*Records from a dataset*

◇ ◇ ◇ ◇ ◇

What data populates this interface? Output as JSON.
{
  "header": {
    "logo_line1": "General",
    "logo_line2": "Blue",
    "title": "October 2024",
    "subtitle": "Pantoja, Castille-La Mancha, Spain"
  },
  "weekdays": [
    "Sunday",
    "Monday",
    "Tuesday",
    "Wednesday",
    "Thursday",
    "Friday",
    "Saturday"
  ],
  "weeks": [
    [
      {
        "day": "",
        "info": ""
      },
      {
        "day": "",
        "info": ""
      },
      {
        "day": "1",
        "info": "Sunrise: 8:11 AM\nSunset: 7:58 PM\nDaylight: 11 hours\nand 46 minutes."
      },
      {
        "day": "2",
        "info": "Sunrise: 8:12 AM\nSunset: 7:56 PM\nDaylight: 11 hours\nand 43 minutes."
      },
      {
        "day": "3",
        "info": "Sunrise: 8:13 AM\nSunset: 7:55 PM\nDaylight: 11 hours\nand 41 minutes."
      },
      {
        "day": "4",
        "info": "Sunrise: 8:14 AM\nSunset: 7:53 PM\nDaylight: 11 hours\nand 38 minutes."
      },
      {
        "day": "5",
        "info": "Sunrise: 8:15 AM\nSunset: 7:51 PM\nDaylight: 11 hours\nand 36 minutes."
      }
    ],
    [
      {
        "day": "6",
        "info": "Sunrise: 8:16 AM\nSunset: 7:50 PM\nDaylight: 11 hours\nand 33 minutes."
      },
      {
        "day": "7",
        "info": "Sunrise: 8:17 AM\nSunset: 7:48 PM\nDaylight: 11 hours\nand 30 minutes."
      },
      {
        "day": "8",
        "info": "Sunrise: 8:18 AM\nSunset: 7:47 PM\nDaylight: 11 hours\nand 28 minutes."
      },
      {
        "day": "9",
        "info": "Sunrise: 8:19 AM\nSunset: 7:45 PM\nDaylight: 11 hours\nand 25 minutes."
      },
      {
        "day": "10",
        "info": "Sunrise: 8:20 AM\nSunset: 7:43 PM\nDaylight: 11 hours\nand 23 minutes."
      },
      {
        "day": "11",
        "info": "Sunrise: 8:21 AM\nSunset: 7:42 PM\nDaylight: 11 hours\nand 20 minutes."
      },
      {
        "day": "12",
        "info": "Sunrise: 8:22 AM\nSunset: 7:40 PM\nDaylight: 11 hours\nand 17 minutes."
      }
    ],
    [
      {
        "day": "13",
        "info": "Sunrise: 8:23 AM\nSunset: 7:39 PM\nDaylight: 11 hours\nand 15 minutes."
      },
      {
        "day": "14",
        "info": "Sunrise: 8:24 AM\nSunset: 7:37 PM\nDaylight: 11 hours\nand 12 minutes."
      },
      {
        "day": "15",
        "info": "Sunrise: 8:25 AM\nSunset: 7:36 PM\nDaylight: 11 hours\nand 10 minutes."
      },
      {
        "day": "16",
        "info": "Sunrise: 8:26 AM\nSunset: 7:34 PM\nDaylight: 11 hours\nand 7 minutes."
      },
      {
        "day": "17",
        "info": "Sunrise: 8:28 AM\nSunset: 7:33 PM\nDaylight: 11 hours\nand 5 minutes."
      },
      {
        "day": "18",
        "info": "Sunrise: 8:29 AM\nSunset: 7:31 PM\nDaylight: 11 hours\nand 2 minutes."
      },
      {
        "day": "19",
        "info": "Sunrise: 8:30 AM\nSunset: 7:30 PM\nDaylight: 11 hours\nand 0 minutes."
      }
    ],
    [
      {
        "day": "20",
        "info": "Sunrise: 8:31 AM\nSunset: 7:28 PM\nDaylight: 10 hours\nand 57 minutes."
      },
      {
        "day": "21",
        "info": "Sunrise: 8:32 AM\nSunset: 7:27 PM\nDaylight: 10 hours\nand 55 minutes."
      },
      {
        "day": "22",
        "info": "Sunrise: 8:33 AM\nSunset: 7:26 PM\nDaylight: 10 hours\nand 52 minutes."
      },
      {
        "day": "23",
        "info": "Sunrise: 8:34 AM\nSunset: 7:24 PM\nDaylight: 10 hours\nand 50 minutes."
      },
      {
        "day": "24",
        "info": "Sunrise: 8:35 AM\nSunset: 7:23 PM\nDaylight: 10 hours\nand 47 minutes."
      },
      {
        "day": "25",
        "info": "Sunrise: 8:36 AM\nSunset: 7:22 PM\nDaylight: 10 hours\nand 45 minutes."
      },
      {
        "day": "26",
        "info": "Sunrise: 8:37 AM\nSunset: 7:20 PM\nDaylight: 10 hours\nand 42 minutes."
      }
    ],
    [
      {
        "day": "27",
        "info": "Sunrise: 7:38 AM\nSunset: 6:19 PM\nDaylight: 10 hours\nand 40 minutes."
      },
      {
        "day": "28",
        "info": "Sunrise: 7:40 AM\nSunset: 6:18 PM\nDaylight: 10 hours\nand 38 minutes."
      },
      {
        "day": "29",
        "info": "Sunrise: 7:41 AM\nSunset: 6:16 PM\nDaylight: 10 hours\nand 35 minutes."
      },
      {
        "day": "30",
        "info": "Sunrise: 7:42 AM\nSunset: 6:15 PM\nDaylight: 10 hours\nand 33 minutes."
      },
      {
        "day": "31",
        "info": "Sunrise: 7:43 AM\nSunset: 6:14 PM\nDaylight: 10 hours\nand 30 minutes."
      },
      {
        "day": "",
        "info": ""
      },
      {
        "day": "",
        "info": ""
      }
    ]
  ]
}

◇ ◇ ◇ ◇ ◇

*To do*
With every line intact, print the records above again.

*Answer box*
What data populates this interface? Output as JSON.
{
  "header": {
    "logo_line1": "General",
    "logo_line2": "Blue",
    "title": "October 2024",
    "subtitle": "Pantoja, Castille-La Mancha, Spain"
  },
  "weekdays": [
    "Sunday",
    "Monday",
    "Tuesday",
    "Wednesday",
    "Thursday",
    "Friday",
    "Saturday"
  ],
  "weeks": [
    [
      {
        "day": "",
        "info": ""
      },
      {
        "day": "",
        "info": ""
      },
      {
        "day": "1",
        "info": "Sunrise: 8:11 AM\nSunset: 7:58 PM\nDaylight: 11 hours\nand 46 minutes."
      },
      {
        "day": "2",
        "info": "Sunrise: 8:12 AM\nSunset: 7:56 PM\nDaylight: 11 hours\nand 43 minutes."
      },
      {
        "day": "3",
        "info": "Sunrise: 8:13 AM\nSunset: 7:55 PM\nDaylight: 11 hours\nand 41 minutes."
      },
      {
        "day": "4",
        "info": "Sunrise: 8:14 AM\nSunset: 7:53 PM\nDaylight: 11 hours\nand 38 minutes."
      },
      {
        "day": "5",
        "info": "Sunrise: 8:15 AM\nSunset: 7:51 PM\nDaylight: 11 hours\nand 36 minutes."
      }
    ],
    [
      {
        "day": "6",
        "info": "Sunrise: 8:16 AM\nSunset: 7:50 PM\nDaylight: 11 hours\nand 33 minutes."
      },
      {
        "day": "7",
        "info": "Sunrise: 8:17 AM\nSunset: 7:48 PM\nDaylight: 11 hours\nand 30 minutes."
      },
      {
        "day": "8",
        "info": "Sunrise: 8:18 AM\nSunset: 7:47 PM\nDaylight: 11 hours\nand 28 minutes."
      },
      {
        "day": "9",
        "info": "Sunrise: 8:19 AM\nSunset: 7:45 PM\nDaylight: 11 hours\nand 25 minutes."
      },
      {
        "day": "10",
        "info": "Sunrise: 8:20 AM\nSunset: 7:43 PM\nDaylight: 11 hours\nand 23 minutes."
      },
      {
        "day": "11",
        "info": "Sunrise: 8:21 AM\nSunset: 7:42 PM\nDaylight: 11 hours\nand 20 minutes."
      },
      {
        "day": "12",
        "info": "Sunrise: 8:22 AM\nSunset: 7:40 PM\nDaylight: 11 hours\nand 17 minutes."
      }
    ],
    [
      {
        "day": "13",
        "info": "Sunrise: 8:23 AM\nSunset: 7:39 PM\nDaylight: 11 hours\nand 15 minutes."
      },
      {
        "day": "14",
        "info": "Sunrise: 8:24 AM\nSunset: 7:37 PM\nDaylight: 11 hours\nand 12 minutes."
      },
      {
        "day": "15",
        "info": "Sunrise: 8:25 AM\nSunset: 7:36 PM\nDaylight: 11 hours\nand 10 minutes."
      },
      {
        "day": "16",
        "info": "Sunrise: 8:26 AM\nSunset: 7:34 PM\nDaylight: 11 hours\nand 7 minutes."
      },
      {
        "day": "17",
        "info": "Sunrise: 8:28 AM\nSunset: 7:33 PM\nDaylight: 11 hours\nand 5 minutes."
      },
      {
        "day": "18",
        "info": "Sunrise: 8:29 AM\nSunset: 7:31 PM\nDaylight: 11 hours\nand 2 minutes."
      },
      {
        "day": "19",
        "info": "Sunrise: 8:30 AM\nSunset: 7:30 PM\nDaylight: 11 hours\nand 0 minutes."
      }
    ],
    [
      {
        "day": "20",
        "info": "Sunrise: 8:31 AM\nSunset: 7:28 PM\nDaylight: 10 hours\nand 57 minutes."
      },
      {
        "day": "21",
        "info": "Sunrise: 8:32 AM\nSunset: 7:27 PM\nDaylight: 10 hours\nand 55 minutes."
      },
      {
        "day": "22",
        "info": "Sunrise: 8:33 AM\nSunset: 7:26 PM\nDaylight: 10 hours\nand 52 minutes."
      },
      {
        "day": "23",
        "info": "Sunrise: 8:34 AM\nSunset: 7:24 PM\nDaylight: 10 hours\nand 50 minutes."
      },
      {
        "day": "24",
        "info": "Sunrise: 8:35 AM\nSunset: 7:23 PM\nDaylight: 10 hours\nand 47 minutes."
      },
      {
        "day": "25",
        "info": "Sunrise: 8:36 AM\nSunset: 7:22 PM\nDaylight: 10 hours\nand 45 minutes."
      },
      {
        "day": "26",
        "info": "Sunrise: 8:37 AM\nSunset: 7:20 PM\nDaylight: 10 hours\nand 42 minutes."
      }
    ],
    [
      {
        "day": "27",
        "info": "Sunrise: 7:38 AM\nSunset: 6:19 PM\nDaylight: 10 hours\nand 40 minutes."
      },
      {
        "day": "28",
        "info": "Sunrise: 7:40 AM\nSunset: 6:18 PM\nDaylight: 10 hours\nand 38 minutes."
      },
      {
        "day": "29",
        "info": "Sunrise: 7:41 AM\nSunset: 6:16 PM\nDaylight: 10 hours\nand 35 minutes."
      },
      {
        "day": "30",
        "info": "Sunrise: 7:42 AM\nSunset: 6:15 PM\nDaylight: 10 hours\nand 33 minutes."
      },
      {
        "day": "31",
        "info": "Sunrise: 7:43 AM\nSunset: 6:14 PM\nDaylight: 10 hours\nand 30 minutes."
      },
      {
        "day": "",
        "info": ""
      },
      {
        "day": "",
        "info": ""
      }
    ]
  ]
}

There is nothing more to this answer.